Microsoft classes teaching soldiers technology

This post was originally published by The Gazette on June 3, 2017. 

About 500 soldiers leave the military every month in Colorado Springs, and now the Microsoft Software & Systems Academy is bridging the gap to civilian careers in information technology.

MSSA and Fort Carson celebrated Friday as 24 soldiers entered the inaugural class at Catalyst Campus for Technology & Innovation.

“Coming out of the military, this seems like the best thing to do,” said new student Jesse Sutton. “I’m feeling really confident.”

The 18-week accelerated program trains active-duty service members for IT careers.

“Creating this resource is a tangible way to give back to the service men and women and their spouses who do so much for our country,” said Mayor John Suthers.

Program graduates can meet the industry’s high demand for cloud developers and administrators in database, cloud and business intelligence fields.

“Finding IT personnel for many businesses is a huge challenge,” said Thomas Dawkins, Microsoft’s director of workforce development and education.

The average salary for an IT professional is $70,000, Dawkins said.

“I was an IT guy in the military, and I really wanted to expand my skillset,” Sutton said.

Training goes beyond technology by expanding problem-solving skills, teamwork and critical thinking, said Aaron Glassman, chairman of Embry-Riddle Aeronautical University’s Department of Management and Technology. Microsoft is in partnership with Embry-Riddle.

Service members don’t need an IT background to join the program; a strong interest is enough.

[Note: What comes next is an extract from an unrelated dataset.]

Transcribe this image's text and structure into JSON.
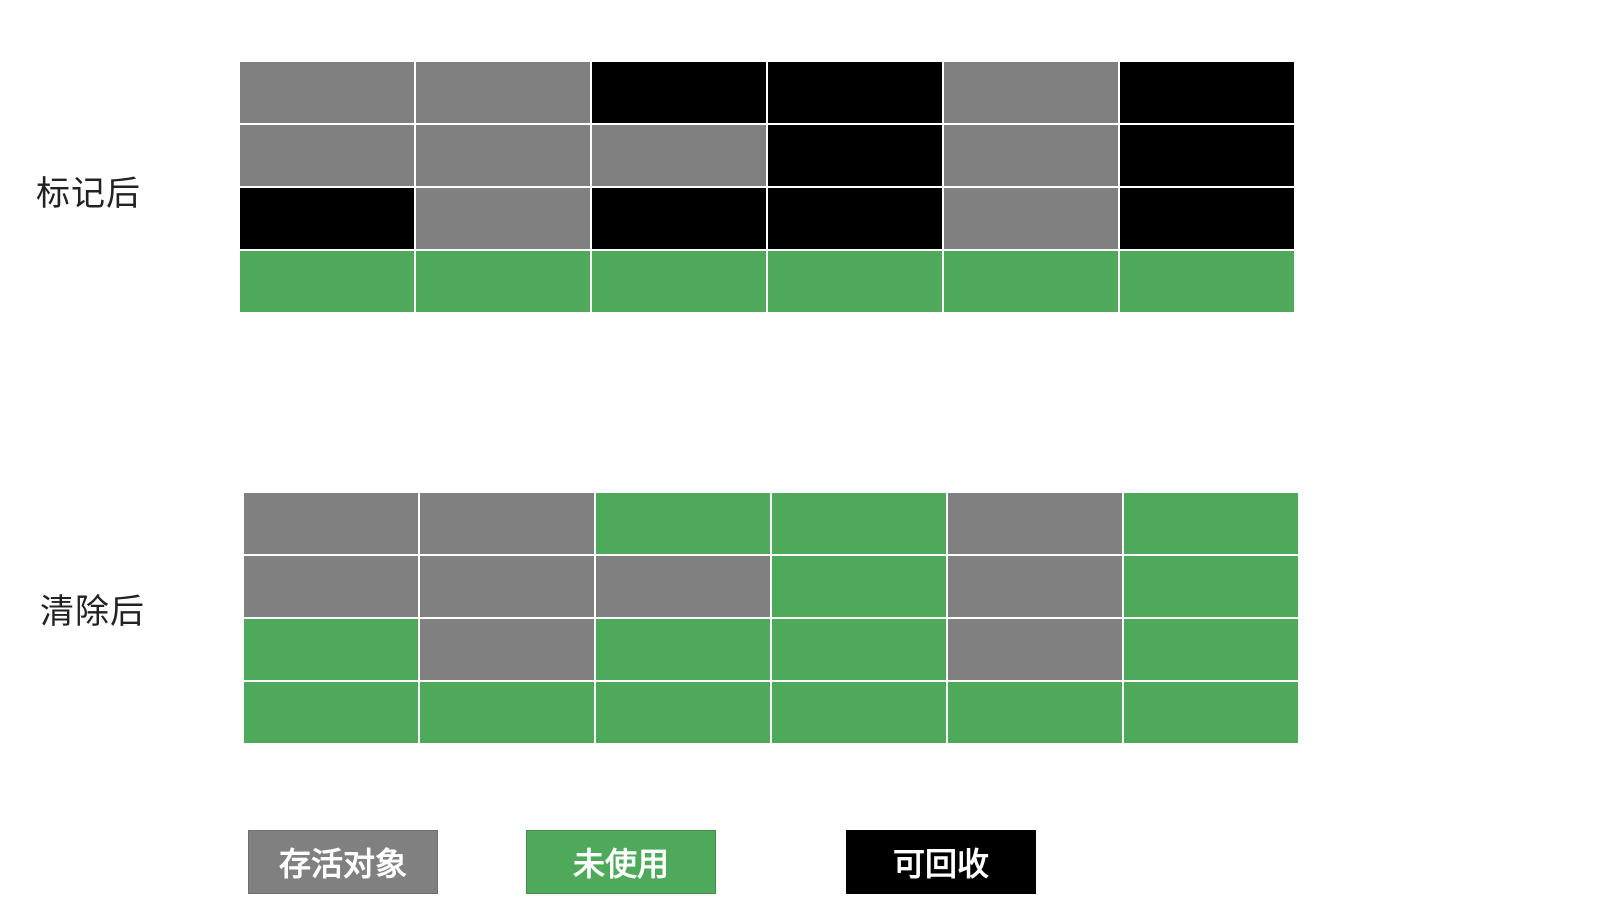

“I was always fascinated by computers, and when I saw this program, I thought it would be a great path,” said new student Meshack Koyiaki.

Ninety percent of graduates get IT jobs or finish their college degrees, Microsoft reported. Graduates have gone on to work for more than 200 companies, including Dell, Amazon Web Services, Microsoft, Accenture and Facebook, as well as the Department of Defense.

“Even if I don’t get a job, in the future I’ll see a position asking for the knowledge I gained from the program,” Koyiaki said.

The government estimates IT occupations will grow 12 percent from 2014 to 2024, faster than the average for all occupations.

“Once you have that knowledge, no one is going to take that away from you,” Koyiaki said.